What you should do:
Could you print all of the data below again, exactly?

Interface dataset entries
*** Block opens ***
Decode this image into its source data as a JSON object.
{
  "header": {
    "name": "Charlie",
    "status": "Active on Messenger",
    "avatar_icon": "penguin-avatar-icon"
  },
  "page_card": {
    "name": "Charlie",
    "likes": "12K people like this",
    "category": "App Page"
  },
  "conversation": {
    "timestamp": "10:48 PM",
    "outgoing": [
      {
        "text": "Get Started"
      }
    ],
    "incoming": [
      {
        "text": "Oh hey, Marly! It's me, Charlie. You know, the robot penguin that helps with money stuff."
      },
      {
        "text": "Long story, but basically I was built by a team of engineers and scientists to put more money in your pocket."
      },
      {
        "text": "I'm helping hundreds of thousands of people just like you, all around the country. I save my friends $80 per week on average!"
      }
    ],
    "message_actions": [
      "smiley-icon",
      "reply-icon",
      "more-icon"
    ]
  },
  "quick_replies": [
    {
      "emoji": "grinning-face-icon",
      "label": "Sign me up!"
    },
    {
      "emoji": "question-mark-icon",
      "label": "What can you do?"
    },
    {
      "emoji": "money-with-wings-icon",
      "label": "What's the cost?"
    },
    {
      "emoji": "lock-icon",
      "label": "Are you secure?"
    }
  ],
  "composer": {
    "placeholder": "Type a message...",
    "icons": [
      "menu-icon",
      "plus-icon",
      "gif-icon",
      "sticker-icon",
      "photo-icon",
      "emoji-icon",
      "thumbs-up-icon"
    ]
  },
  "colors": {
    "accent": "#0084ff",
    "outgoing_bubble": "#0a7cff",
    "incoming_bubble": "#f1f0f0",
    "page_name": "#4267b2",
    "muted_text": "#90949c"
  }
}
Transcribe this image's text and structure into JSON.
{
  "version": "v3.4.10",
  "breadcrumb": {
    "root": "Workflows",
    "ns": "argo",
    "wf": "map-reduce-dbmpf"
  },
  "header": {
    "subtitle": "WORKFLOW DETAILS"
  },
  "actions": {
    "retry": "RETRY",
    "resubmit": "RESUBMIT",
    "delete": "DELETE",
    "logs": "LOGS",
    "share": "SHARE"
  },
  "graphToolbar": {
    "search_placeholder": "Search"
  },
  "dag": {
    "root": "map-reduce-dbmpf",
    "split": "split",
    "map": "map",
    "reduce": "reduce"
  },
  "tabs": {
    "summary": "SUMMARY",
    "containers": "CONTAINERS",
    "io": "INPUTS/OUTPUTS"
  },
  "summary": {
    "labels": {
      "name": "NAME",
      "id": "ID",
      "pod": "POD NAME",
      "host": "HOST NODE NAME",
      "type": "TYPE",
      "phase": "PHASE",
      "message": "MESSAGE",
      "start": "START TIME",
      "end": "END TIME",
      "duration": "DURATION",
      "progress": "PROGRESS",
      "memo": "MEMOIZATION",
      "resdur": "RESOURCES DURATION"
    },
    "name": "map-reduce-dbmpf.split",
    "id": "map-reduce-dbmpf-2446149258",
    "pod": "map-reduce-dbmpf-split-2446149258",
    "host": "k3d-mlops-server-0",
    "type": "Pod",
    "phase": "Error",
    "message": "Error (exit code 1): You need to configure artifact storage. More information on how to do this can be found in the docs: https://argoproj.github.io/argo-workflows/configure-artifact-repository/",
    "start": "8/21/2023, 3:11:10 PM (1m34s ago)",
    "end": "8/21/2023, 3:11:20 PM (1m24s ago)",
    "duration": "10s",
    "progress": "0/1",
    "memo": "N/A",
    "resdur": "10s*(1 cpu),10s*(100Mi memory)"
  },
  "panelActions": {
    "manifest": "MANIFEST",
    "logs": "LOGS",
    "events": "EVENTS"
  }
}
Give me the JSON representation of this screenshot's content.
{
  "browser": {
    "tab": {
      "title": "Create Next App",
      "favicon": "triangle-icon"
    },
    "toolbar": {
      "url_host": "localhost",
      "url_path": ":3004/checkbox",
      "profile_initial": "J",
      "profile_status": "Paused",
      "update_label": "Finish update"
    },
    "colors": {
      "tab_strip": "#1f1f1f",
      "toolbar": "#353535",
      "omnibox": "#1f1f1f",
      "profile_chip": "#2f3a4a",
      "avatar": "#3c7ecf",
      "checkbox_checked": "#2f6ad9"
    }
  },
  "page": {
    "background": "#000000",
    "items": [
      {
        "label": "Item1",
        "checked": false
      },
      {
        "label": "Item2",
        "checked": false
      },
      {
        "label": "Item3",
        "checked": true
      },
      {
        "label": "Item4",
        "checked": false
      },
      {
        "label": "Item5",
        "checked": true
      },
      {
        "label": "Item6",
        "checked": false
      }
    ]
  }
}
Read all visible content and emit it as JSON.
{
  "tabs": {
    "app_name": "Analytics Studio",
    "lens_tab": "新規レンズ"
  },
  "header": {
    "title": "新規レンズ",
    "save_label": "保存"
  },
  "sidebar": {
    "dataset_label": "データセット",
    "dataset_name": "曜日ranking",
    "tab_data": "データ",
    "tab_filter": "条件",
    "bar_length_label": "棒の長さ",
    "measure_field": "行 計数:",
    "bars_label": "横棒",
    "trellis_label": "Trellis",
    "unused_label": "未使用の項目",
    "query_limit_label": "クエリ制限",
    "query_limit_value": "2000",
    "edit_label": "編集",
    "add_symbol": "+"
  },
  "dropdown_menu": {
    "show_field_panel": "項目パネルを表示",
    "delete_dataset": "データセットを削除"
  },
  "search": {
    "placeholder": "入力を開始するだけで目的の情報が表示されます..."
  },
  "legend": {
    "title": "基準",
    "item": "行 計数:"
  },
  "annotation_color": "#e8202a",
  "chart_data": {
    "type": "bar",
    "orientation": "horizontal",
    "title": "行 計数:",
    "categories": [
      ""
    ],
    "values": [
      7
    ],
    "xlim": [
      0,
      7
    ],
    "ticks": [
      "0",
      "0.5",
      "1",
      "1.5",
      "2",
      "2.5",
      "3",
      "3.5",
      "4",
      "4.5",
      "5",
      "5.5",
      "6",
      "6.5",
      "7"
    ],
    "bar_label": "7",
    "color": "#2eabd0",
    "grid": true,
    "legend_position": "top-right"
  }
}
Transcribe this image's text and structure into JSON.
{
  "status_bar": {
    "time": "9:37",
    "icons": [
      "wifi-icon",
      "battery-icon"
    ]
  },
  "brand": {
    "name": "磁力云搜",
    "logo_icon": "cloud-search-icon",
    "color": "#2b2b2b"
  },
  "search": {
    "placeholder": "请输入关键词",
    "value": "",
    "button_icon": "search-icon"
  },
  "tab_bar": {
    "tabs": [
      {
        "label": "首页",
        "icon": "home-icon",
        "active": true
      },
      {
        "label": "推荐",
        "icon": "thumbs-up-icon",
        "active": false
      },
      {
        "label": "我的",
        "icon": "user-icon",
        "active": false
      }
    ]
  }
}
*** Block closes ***
Completed exercise:
Decode this image into its source data as a JSON object.
{
  "header": {
    "name": "Charlie",
    "status": "Active on Messenger",
    "avatar_icon": "penguin-avatar-icon"
  },
  "page_card": {
    "name": "Charlie",
    "likes": "12K people like this",
    "category": "App Page"
  },
  "conversation": {
    "timestamp": "10:48 PM",
    "outgoing": [
      {
        "text": "Get Started"
      }
    ],
    "incoming": [
      {
        "text": "Oh hey, Marly! It's me, Charlie. You know, the robot penguin that helps with money stuff."
      },
      {
        "text": "Long story, but basically I was built by a team of engineers and scientists to put more money in your pocket."
      },
      {
        "text": "I'm helping hundreds of thousands of people just like you, all around the country. I save my friends $80 per week on average!"
      }
    ],
    "message_actions": [
      "smiley-icon",
      "reply-icon",
      "more-icon"
    ]
  },
  "quick_replies": [
    {
      "emoji": "grinning-face-icon",
      "label": "Sign me up!"
    },
    {
      "emoji": "question-mark-icon",
      "label": "What can you do?"
    },
    {
      "emoji": "money-with-wings-icon",
      "label": "What's the cost?"
    },
    {
      "emoji": "lock-icon",
      "label": "Are you secure?"
    }
  ],
  "composer": {
    "placeholder": "Type a message...",
    "icons": [
      "menu-icon",
      "plus-icon",
      "gif-icon",
      "sticker-icon",
      "photo-icon",
      "emoji-icon",
      "thumbs-up-icon"
    ]
  },
  "colors": {
    "accent": "#0084ff",
    "outgoing_bubble": "#0a7cff",
    "incoming_bubble": "#f1f0f0",
    "page_name": "#4267b2",
    "muted_text": "#90949c"
  }
}
Transcribe this image's text and structure into JSON.
{
  "version": "v3.4.10",
  "breadcrumb": {
    "root": "Workflows",
    "ns": "argo",
    "wf": "map-reduce-dbmpf"
  },
  "header": {
    "subtitle": "WORKFLOW DETAILS"
  },
  "actions": {
    "retry": "RETRY",
    "resubmit": "RESUBMIT",
    "delete": "DELETE",
    "logs": "LOGS",
    "share": "SHARE"
  },
  "graphToolbar": {
    "search_placeholder": "Search"
  },
  "dag": {
    "root": "map-reduce-dbmpf",
    "split": "split",
    "map": "map",
    "reduce": "reduce"
  },
  "tabs": {
    "summary": "SUMMARY",
    "containers": "CONTAINERS",
    "io": "INPUTS/OUTPUTS"
  },
  "summary": {
    "labels": {
      "name": "NAME",
      "id": "ID",
      "pod": "POD NAME",
      "host": "HOST NODE NAME",
      "type": "TYPE",
      "phase": "PHASE",
      "message": "MESSAGE",
      "start": "START TIME",
      "end": "END TIME",
      "duration": "DURATION",
      "progress": "PROGRESS",
      "memo": "MEMOIZATION",
      "resdur": "RESOURCES DURATION"
    },
    "name": "map-reduce-dbmpf.split",
    "id": "map-reduce-dbmpf-2446149258",
    "pod": "map-reduce-dbmpf-split-2446149258",
    "host": "k3d-mlops-server-0",
    "type": "Pod",
    "phase": "Error",
    "message": "Error (exit code 1): You need to configure artifact storage. More information on how to do this can be found in the docs: https://argoproj.github.io/argo-workflows/configure-artifact-repository/",
    "start": "8/21/2023, 3:11:10 PM (1m34s ago)",
    "end": "8/21/2023, 3:11:20 PM (1m24s ago)",
    "duration": "10s",
    "progress": "0/1",
    "memo": "N/A",
    "resdur": "10s*(1 cpu),10s*(100Mi memory)"
  },
  "panelActions": {
    "manifest": "MANIFEST",
    "logs": "LOGS",
    "events": "EVENTS"
  }
}
Give me the JSON representation of this screenshot's content.
{
  "browser": {
    "tab": {
      "title": "Create Next App",
      "favicon": "triangle-icon"
    },
    "toolbar": {
      "url_host": "localhost",
      "url_path": ":3004/checkbox",
      "profile_initial": "J",
      "profile_status": "Paused",
      "update_label": "Finish update"
    },
    "colors": {
      "tab_strip": "#1f1f1f",
      "toolbar": "#353535",
      "omnibox": "#1f1f1f",
      "profile_chip": "#2f3a4a",
      "avatar": "#3c7ecf",
      "checkbox_checked": "#2f6ad9"
    }
  },
  "page": {
    "background": "#000000",
    "items": [
      {
        "label": "Item1",
        "checked": false
      },
      {
        "label": "Item2",
        "checked": false
      },
      {
        "label": "Item3",
        "checked": true
      },
      {
        "label": "Item4",
        "checked": false
      },
      {
        "label": "Item5",
        "checked": true
      },
      {
        "label": "Item6",
        "checked": false
      }
    ]
  }
}
Read all visible content and emit it as JSON.
{
  "tabs": {
    "app_name": "Analytics Studio",
    "lens_tab": "新規レンズ"
  },
  "header": {
    "title": "新規レンズ",
    "save_label": "保存"
  },
  "sidebar": {
    "dataset_label": "データセット",
    "dataset_name": "曜日ranking",
    "tab_data": "データ",
    "tab_filter": "条件",
    "bar_length_label": "棒の長さ",
    "measure_field": "行 計数:",
    "bars_label": "横棒",
    "trellis_label": "Trellis",
    "unused_label": "未使用の項目",
    "query_limit_label": "クエリ制限",
    "query_limit_value": "2000",
    "edit_label": "編集",
    "add_symbol": "+"
  },
  "dropdown_menu": {
    "show_field_panel": "項目パネルを表示",
    "delete_dataset": "データセットを削除"
  },
  "search": {
    "placeholder": "入力を開始するだけで目的の情報が表示されます..."
  },
  "legend": {
    "title": "基準",
    "item": "行 計数:"
  },
  "annotation_color": "#e8202a",
  "chart_data": {
    "type": "bar",
    "orientation": "horizontal",
    "title": "行 計数:",
    "categories": [
      ""
    ],
    "values": [
      7
    ],
    "xlim": [
      0,
      7
    ],
    "ticks": [
      "0",
      "0.5",
      "1",
      "1.5",
      "2",
      "2.5",
      "3",
      "3.5",
      "4",
      "4.5",
      "5",
      "5.5",
      "6",
      "6.5",
      "7"
    ],
    "bar_label": "7",
    "color": "#2eabd0",
    "grid": true,
    "legend_position": "top-right"
  }
}
Transcribe this image's text and structure into JSON.
{
  "status_bar": {
    "time": "9:37",
    "icons": [
      "wifi-icon",
      "battery-icon"
    ]
  },
  "brand": {
    "name": "磁力云搜",
    "logo_icon": "cloud-search-icon",
    "color": "#2b2b2b"
  },
  "search": {
    "placeholder": "请输入关键词",
    "value": "",
    "button_icon": "search-icon"
  },
  "tab_bar": {
    "tabs": [
      {
        "label": "首页",
        "icon": "home-icon",
        "active": true
      },
      {
        "label": "推荐",
        "icon": "thumbs-up-icon",
        "active": false
      },
      {
        "label": "我的",
        "icon": "user-icon",
        "active": false
      }
    ]
  }
}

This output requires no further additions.